"'Tis He! 'Tis my betrothed Knight!
Lord Falkland, it is Thou!"

  • She springs, she clasps him round the neck,
She sobs a thousand hopes and fears,
Her kisses glowing on his cheeks
She quenches with her tears.
slide5

"My friends with rude ungentle words
They scoff and bid me fly to thee!
O give me shelter in thy breast!
O shield and shelter me!

  • "My Henry, I have given thee much,
I gave what I can ne'er recall,
I gave my heart, I gave my peace,
O Heaven! I gave thee all."
  • The Knight made answer to the Maid,
While to his heart he held her hand,
"Nine castles hath my noble sire,
None statelier in the land.
  • "The fairest one shall be my love's,
The fairest castle of the nine!
Wait only till the stars peep out,
The fairest shall be thine:
slide6

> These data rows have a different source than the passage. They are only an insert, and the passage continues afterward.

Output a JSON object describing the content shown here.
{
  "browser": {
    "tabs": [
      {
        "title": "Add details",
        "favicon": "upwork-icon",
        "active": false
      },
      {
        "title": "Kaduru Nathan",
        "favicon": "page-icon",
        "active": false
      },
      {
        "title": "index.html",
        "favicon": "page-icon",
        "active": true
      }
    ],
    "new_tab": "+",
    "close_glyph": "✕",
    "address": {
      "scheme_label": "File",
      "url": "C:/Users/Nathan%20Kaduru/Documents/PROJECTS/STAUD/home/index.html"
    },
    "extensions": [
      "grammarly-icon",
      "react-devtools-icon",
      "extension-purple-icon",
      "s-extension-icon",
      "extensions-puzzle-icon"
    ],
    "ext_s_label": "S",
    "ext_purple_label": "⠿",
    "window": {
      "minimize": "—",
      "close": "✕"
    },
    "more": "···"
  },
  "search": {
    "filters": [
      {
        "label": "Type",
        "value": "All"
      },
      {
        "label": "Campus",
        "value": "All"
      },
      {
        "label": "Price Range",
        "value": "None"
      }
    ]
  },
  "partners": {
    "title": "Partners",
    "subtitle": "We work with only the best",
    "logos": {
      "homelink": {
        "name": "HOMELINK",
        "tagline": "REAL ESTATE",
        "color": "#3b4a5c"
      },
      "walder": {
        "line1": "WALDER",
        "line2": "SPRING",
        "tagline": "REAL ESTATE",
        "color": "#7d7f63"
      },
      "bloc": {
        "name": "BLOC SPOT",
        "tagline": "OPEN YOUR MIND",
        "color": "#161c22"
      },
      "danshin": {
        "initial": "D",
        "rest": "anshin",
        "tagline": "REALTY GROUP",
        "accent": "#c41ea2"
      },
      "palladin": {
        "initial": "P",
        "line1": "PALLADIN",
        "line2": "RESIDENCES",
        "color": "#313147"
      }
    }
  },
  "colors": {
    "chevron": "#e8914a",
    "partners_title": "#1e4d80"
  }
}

"Wait only till the hand of eve
Hath wholly closed yon western bars,
And through the dark we two will steal
Beneath the twinkling stars!"--

  • "The dark? the dark? No! not the dark?
The twinkling stars? How, Henry? How?
O God! 'twas in the eye of noon
He pledged his sacred vow!
slide7

"And in the eye of noon my love
Shall lead me from my mother's door,
Sweet boys and girls all clothed in white
Strewing flowers before:

  • "But first the nodding minstrels go
With music meet for lordly bowers,
The children next in snow-white vests,
Strewing buds and flowers!
  • "And then my love and I shall pace,
My jet black hair in pearly braids,
Between our comely bachelors
And blushing bridal maids."
  • * * * * *
1798.


  • -THE END-

quotation

These lines are taken from S. Coleridge’s “The Ballade of Dark Ladie” which was written in the Eighteenth Century, Romantic era.

  • There are many Romantic glimpses in the poem. First, there is a vast sense of emotion, for example, “The Dark Ladie in silent pain;/ The heavy tear is in her eye,/ And drops and swells again” (6-8). Second, there are many scenes from nature, for example, “"But first the nodding minstrels go/ With music meet for lordly bowers,/ The children next in snow-white vests,/ Strewing buds and flowers!” (53-56). Third, there is a sense of humanism, for example, “"My friends with rude ungentle words/ They scoff and bid me fly to thee!/ O give me shelter in thy breast” (25-27). In other words, the dark maid can’t get married to the Knight because they are from two different social classes. Fourth, there is symbolism in the word “dark” because it shows human suffering and agony.
Quotation:
the end

This poem is interesting because of many considerations. It touches upon a sensitive matter for human youth. It addresses social subjects within a love-story framework.

The End